▶ **What is needed**
Make an exact reproduction of all the data.
━━━ Records for the task
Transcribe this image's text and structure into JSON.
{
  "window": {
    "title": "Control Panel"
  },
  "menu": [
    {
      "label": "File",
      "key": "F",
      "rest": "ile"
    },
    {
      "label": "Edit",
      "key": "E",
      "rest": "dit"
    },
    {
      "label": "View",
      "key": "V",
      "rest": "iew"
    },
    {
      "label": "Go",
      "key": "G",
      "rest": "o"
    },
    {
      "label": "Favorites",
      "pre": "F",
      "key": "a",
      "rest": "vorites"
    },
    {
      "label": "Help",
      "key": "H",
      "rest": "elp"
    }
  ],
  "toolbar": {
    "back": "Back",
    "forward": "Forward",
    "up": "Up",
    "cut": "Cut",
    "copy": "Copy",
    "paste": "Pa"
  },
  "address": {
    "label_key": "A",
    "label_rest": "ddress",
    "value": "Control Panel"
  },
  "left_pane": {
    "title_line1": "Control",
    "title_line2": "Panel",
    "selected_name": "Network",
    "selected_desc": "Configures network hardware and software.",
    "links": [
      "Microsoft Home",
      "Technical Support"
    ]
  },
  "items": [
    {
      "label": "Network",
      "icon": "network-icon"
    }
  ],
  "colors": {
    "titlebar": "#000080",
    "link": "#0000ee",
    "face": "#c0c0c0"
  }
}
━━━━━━
▶ **Completed exercise**
Transcribe this image's text and structure into JSON.
{
  "window": {
    "title": "Control Panel"
  },
  "menu": [
    {
      "label": "File",
      "key": "F",
      "rest": "ile"
    },
    {
      "label": "Edit",
      "key": "E",
      "rest": "dit"
    },
    {
      "label": "View",
      "key": "V",
      "rest": "iew"
    },
    {
      "label": "Go",
      "key": "G",
      "rest": "o"
    },
    {
      "label": "Favorites",
      "pre": "F",
      "key": "a",
      "rest": "vorites"
    },
    {
      "label": "Help",
      "key": "H",
      "rest": "elp"
    }
  ],
  "toolbar": {
    "back": "Back",
    "forward": "Forward",
    "up": "Up",
    "cut": "Cut",
    "copy": "Copy",
    "paste": "Pa"
  },
  "address": {
    "label_key": "A",
    "label_rest": "ddress",
    "value": "Control Panel"
  },
  "left_pane": {
    "title_line1": "Control",
    "title_line2": "Panel",
    "selected_name": "Network",
    "selected_desc": "Configures network hardware and software.",
    "links": [
      "Microsoft Home",
      "Technical Support"
    ]
  },
  "items": [
    {
      "label": "Network",
      "icon": "network-icon"
    }
  ],
  "colors": {
    "titlebar": "#000080",
    "link": "#0000ee",
    "face": "#c0c0c0"
  }
}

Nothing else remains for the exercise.